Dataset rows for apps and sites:
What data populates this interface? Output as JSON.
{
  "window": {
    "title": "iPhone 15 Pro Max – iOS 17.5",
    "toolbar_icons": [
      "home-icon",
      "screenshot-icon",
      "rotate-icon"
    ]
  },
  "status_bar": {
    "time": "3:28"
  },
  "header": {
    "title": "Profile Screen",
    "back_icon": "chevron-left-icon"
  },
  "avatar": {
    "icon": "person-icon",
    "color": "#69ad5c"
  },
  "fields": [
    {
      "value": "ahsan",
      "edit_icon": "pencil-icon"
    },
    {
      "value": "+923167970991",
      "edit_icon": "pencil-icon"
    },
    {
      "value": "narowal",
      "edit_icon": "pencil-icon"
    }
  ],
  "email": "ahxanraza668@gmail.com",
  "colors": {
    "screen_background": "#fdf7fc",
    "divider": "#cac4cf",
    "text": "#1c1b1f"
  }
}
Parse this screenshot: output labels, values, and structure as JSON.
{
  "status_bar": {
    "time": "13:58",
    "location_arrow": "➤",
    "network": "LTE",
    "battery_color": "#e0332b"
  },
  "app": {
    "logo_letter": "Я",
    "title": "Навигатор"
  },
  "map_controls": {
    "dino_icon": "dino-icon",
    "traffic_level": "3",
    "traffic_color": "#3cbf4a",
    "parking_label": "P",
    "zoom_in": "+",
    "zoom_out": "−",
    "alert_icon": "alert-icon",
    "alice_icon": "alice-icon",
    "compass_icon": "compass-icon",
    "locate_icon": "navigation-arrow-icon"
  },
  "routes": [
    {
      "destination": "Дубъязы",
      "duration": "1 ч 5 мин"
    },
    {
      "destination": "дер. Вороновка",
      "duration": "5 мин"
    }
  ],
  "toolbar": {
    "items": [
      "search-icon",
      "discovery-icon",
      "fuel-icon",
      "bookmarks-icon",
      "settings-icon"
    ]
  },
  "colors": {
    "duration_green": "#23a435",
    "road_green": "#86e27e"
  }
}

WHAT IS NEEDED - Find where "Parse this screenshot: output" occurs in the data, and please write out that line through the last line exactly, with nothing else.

FINISHED TASK -
Parse this screenshot: output labels, values, and structure as JSON.
{
  "status_bar": {
    "time": "13:58",
    "location_arrow": "➤",
    "network": "LTE",
    "battery_color": "#e0332b"
  },
  "app": {
    "logo_letter": "Я",
    "title": "Навигатор"
  },
  "map_controls": {
    "dino_icon": "dino-icon",
    "traffic_level": "3",
    "traffic_color": "#3cbf4a",
    "parking_label": "P",
    "zoom_in": "+",
    "zoom_out": "−",
    "alert_icon": "alert-icon",
    "alice_icon": "alice-icon",
    "compass_icon": "compass-icon",
    "locate_icon": "navigation-arrow-icon"
  },
  "routes": [
    {
      "destination": "Дубъязы",
      "duration": "1 ч 5 мин"
    },
    {
      "destination": "дер. Вороновка",
      "duration": "5 мин"
    }
  ],
  "toolbar": {
    "items": [
      "search-icon",
      "discovery-icon",
      "fuel-icon",
      "bookmarks-icon",
      "settings-icon"
    ]
  },
  "colors": {
    "duration_green": "#23a435",
    "road_green": "#86e27e"
  }
}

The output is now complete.